*Task*
Please retype the records below exactly as they appear, but leave out the pictures.

========

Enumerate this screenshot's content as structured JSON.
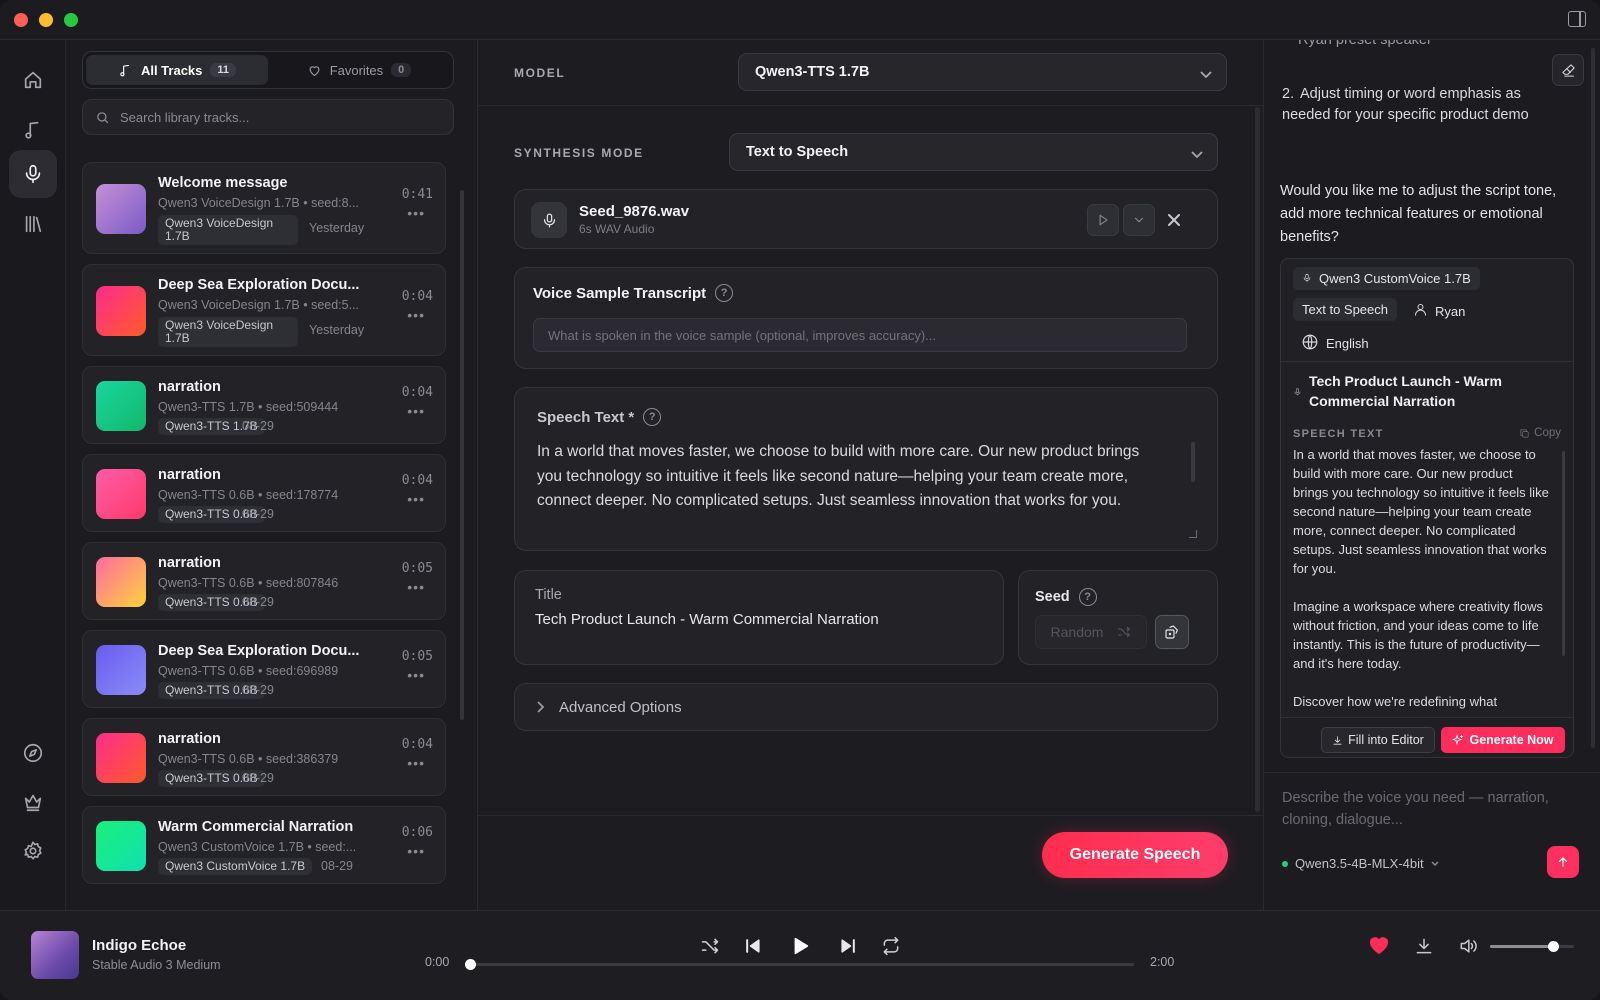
{
  "library": {
    "tabs": [
      {
        "label": "All Tracks",
        "count": "11",
        "icon": "music-note-icon"
      },
      {
        "label": "Favorites",
        "count": "0",
        "icon": "heart-outline-icon"
      }
    ],
    "search_placeholder": "Search library tracks...",
    "tracks": [
      {
        "title": "Welcome message",
        "sub": "Qwen3 VoiceDesign 1.7B • seed:8...",
        "tag": "Qwen3 VoiceDesign 1.7B",
        "date": "Yesterday",
        "duration": "0:41",
        "gradient": "linear-gradient(135deg,#c78fd8,#7a5bc4)",
        "tall": true
      },
      {
        "title": "Deep Sea Exploration Docu...",
        "sub": "Qwen3 VoiceDesign 1.7B • seed:5...",
        "tag": "Qwen3 VoiceDesign 1.7B",
        "date": "Yesterday",
        "duration": "0:04",
        "gradient": "linear-gradient(135deg,#ff2d8a,#ff5a2a)",
        "tall": true
      },
      {
        "title": "narration",
        "sub": "Qwen3-TTS 1.7B • seed:509444",
        "tag": "Qwen3-TTS 1.7B",
        "date": "08-29",
        "duration": "0:04",
        "gradient": "linear-gradient(135deg,#18d6a0,#13b86a)",
        "tall": false
      },
      {
        "title": "narration",
        "sub": "Qwen3-TTS 0.6B • seed:178774",
        "tag": "Qwen3-TTS 0.6B",
        "date": "08-29",
        "duration": "0:04",
        "gradient": "linear-gradient(135deg,#ff5ca8,#ff3a6a)",
        "tall": false
      },
      {
        "title": "narration",
        "sub": "Qwen3-TTS 0.6B • seed:807846",
        "tag": "Qwen3-TTS 0.6B",
        "date": "08-29",
        "duration": "0:05",
        "gradient": "linear-gradient(135deg,#ff6aa0,#ffd23a)",
        "tall": false
      },
      {
        "title": "Deep Sea Exploration Docu...",
        "sub": "Qwen3-TTS 0.6B • seed:696989",
        "tag": "Qwen3-TTS 0.6B",
        "date": "08-29",
        "duration": "0:05",
        "gradient": "linear-gradient(135deg,#6a5cf0,#8a8cf8)",
        "tall": false
      },
      {
        "title": "narration",
        "sub": "Qwen3-TTS 0.6B • seed:386379",
        "tag": "Qwen3-TTS 0.6B",
        "date": "08-29",
        "duration": "0:04",
        "gradient": "linear-gradient(135deg,#ff2d8a,#ff5a2a)",
        "tall": false
      },
      {
        "title": "Warm Commercial Narration",
        "sub": "Qwen3 CustomVoice 1.7B • seed:...",
        "tag": "Qwen3 CustomVoice 1.7B",
        "date": "08-29",
        "duration": "0:06",
        "gradient": "linear-gradient(135deg,#1af07a,#10e0b0)",
        "tall": false
      }
    ]
  },
  "center": {
    "model_label": "MODEL",
    "model_value": "Qwen3-TTS 1.7B",
    "mode_label": "SYNTHESIS MODE",
    "mode_value": "Text to Speech",
    "seed_file": {
      "name": "Seed_9876.wav",
      "meta": "6s WAV Audio"
    },
    "transcript": {
      "title": "Voice Sample Transcript",
      "placeholder": "What is spoken in the voice sample (optional, improves accuracy)..."
    },
    "speech": {
      "title": "Speech Text *",
      "text": "In a world that moves faster, we choose to build with more care. Our new product brings you technology so intuitive it feels like second nature—helping your team create more, connect deeper. No complicated setups. Just seamless innovation that works for you."
    },
    "title_field": {
      "label": "Title",
      "value": "Tech Product Launch - Warm Commercial Narration"
    },
    "seed": {
      "label": "Seed",
      "random_label": "Random"
    },
    "advanced_label": "Advanced Options",
    "generate_label": "Generate Speech"
  },
  "assistant": {
    "clipped_top": "Ryan preset speaker",
    "list_item_num": "2.",
    "list_item_text": "Adjust timing or word emphasis as needed for your specific product demo",
    "question": "Would you like me to adjust the script tone, add more technical features or emotional benefits?",
    "card": {
      "model": "Qwen3 CustomVoice 1.7B",
      "mode": "Text to Speech",
      "speaker": "Ryan",
      "language": "English",
      "title": "Tech Product Launch - Warm Commercial Narration",
      "speech_caption": "SPEECH TEXT",
      "copy_label": "Copy",
      "paragraphs": [
        "In a world that moves faster, we choose to build with more care. Our new product brings you technology so intuitive it feels like second nature—helping your team create more, connect deeper. No complicated setups. Just seamless innovation that works for you.",
        "Imagine a workspace where creativity flows without friction, and your ideas come to life instantly. This is the future of productivity—and it's here today.",
        "Discover how we're redefining what"
      ],
      "fill_label": "Fill into Editor",
      "generate_label": "Generate Now"
    },
    "compose_placeholder": "Describe the voice you need — narration, cloning, dialogue...",
    "compose_model": "Qwen3.5-4B-MLX-4bit"
  },
  "player": {
    "title": "Indigo Echoe",
    "subtitle": "Stable Audio 3 Medium",
    "elapsed": "0:00",
    "total": "2:00",
    "progress": 0,
    "volume": 0.75
  },
  "colors": {
    "accent": "#ff2d5c",
    "favorite": "#ff2d5c"
  }
}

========

*Response*
Enumerate this screenshot's content as structured JSON.
{
  "library": {
    "tabs": [
      {
        "label": "All Tracks",
        "count": "11",
        "icon": "music-note-icon"
      },
      {
        "label": "Favorites",
        "count": "0",
        "icon": "heart-outline-icon"
      }
    ],
    "search_placeholder": "Search library tracks...",
    "tracks": [
      {
        "title": "Welcome message",
        "sub": "Qwen3 VoiceDesign 1.7B • seed:8...",
        "tag": "Qwen3 VoiceDesign 1.7B",
        "date": "Yesterday",
        "duration": "0:41",
        "gradient": "linear-gradient(135deg,#c78fd8,#7a5bc4)",
        "tall": true
      },
      {
        "title": "Deep Sea Exploration Docu...",
        "sub": "Qwen3 VoiceDesign 1.7B • seed:5...",
        "tag": "Qwen3 VoiceDesign 1.7B",
        "date": "Yesterday",
        "duration": "0:04",
        "gradient": "linear-gradient(135deg,#ff2d8a,#ff5a2a)",
        "tall": true
      },
      {
        "title": "narration",
        "sub": "Qwen3-TTS 1.7B • seed:509444",
        "tag": "Qwen3-TTS 1.7B",
        "date": "08-29",
        "duration": "0:04",
        "gradient": "linear-gradient(135deg,#18d6a0,#13b86a)",
        "tall": false
      },
      {
        "title": "narration",
        "sub": "Qwen3-TTS 0.6B • seed:178774",
        "tag": "Qwen3-TTS 0.6B",
        "date": "08-29",
        "duration": "0:04",
        "gradient": "linear-gradient(135deg,#ff5ca8,#ff3a6a)",
        "tall": false
      },
      {
        "title": "narration",
        "sub": "Qwen3-TTS 0.6B • seed:807846",
        "tag": "Qwen3-TTS 0.6B",
        "date": "08-29",
        "duration": "0:05",
        "gradient": "linear-gradient(135deg,#ff6aa0,#ffd23a)",
        "tall": false
      },
      {
        "title": "Deep Sea Exploration Docu...",
        "sub": "Qwen3-TTS 0.6B • seed:696989",
        "tag": "Qwen3-TTS 0.6B",
        "date": "08-29",
        "duration": "0:05",
        "gradient": "linear-gradient(135deg,#6a5cf0,#8a8cf8)",
        "tall": false
      },
      {
        "title": "narration",
        "sub": "Qwen3-TTS 0.6B • seed:386379",
        "tag": "Qwen3-TTS 0.6B",
        "date": "08-29",
        "duration": "0:04",
        "gradient": "linear-gradient(135deg,#ff2d8a,#ff5a2a)",
        "tall": false
      },
      {
        "title": "Warm Commercial Narration",
        "sub": "Qwen3 CustomVoice 1.7B • seed:...",
        "tag": "Qwen3 CustomVoice 1.7B",
        "date": "08-29",
        "duration": "0:06",
        "gradient": "linear-gradient(135deg,#1af07a,#10e0b0)",
        "tall": false
      }
    ]
  },
  "center": {
    "model_label": "MODEL",
    "model_value": "Qwen3-TTS 1.7B",
    "mode_label": "SYNTHESIS MODE",
    "mode_value": "Text to Speech",
    "seed_file": {
      "name": "Seed_9876.wav",
      "meta": "6s WAV Audio"
    },
    "transcript": {
      "title": "Voice Sample Transcript",
      "placeholder": "What is spoken in the voice sample (optional, improves accuracy)..."
    },
    "speech": {
      "title": "Speech Text *",
      "text": "In a world that moves faster, we choose to build with more care. Our new product brings you technology so intuitive it feels like second nature—helping your team create more, connect deeper. No complicated setups. Just seamless innovation that works for you."
    },
    "title_field": {
      "label": "Title",
      "value": "Tech Product Launch - Warm Commercial Narration"
    },
    "seed": {
      "label": "Seed",
      "random_label": "Random"
    },
    "advanced_label": "Advanced Options",
    "generate_label": "Generate Speech"
  },
  "assistant": {
    "clipped_top": "Ryan preset speaker",
    "list_item_num": "2.",
    "list_item_text": "Adjust timing or word emphasis as needed for your specific product demo",
    "question": "Would you like me to adjust the script tone, add more technical features or emotional benefits?",
    "card": {
      "model": "Qwen3 CustomVoice 1.7B",
      "mode": "Text to Speech",
      "speaker": "Ryan",
      "language": "English",
      "title": "Tech Product Launch - Warm Commercial Narration",
      "speech_caption": "SPEECH TEXT",
      "copy_label": "Copy",
      "paragraphs": [
        "In a world that moves faster, we choose to build with more care. Our new product brings you technology so intuitive it feels like second nature—helping your team create more, connect deeper. No complicated setups. Just seamless innovation that works for you.",
        "Imagine a workspace where creativity flows without friction, and your ideas come to life instantly. This is the future of productivity—and it's here today.",
        "Discover how we're redefining what"
      ],
      "fill_label": "Fill into Editor",
      "generate_label": "Generate Now"
    },
    "compose_placeholder": "Describe the voice you need — narration, cloning, dialogue...",
    "compose_model": "Qwen3.5-4B-MLX-4bit"
  },
  "player": {
    "title": "Indigo Echoe",
    "subtitle": "Stable Audio 3 Medium",
    "elapsed": "0:00",
    "total": "2:00",
    "progress": 0,
    "volume": 0.75
  },
  "colors": {
    "accent": "#ff2d5c",
    "favorite": "#ff2d5c"
  }
}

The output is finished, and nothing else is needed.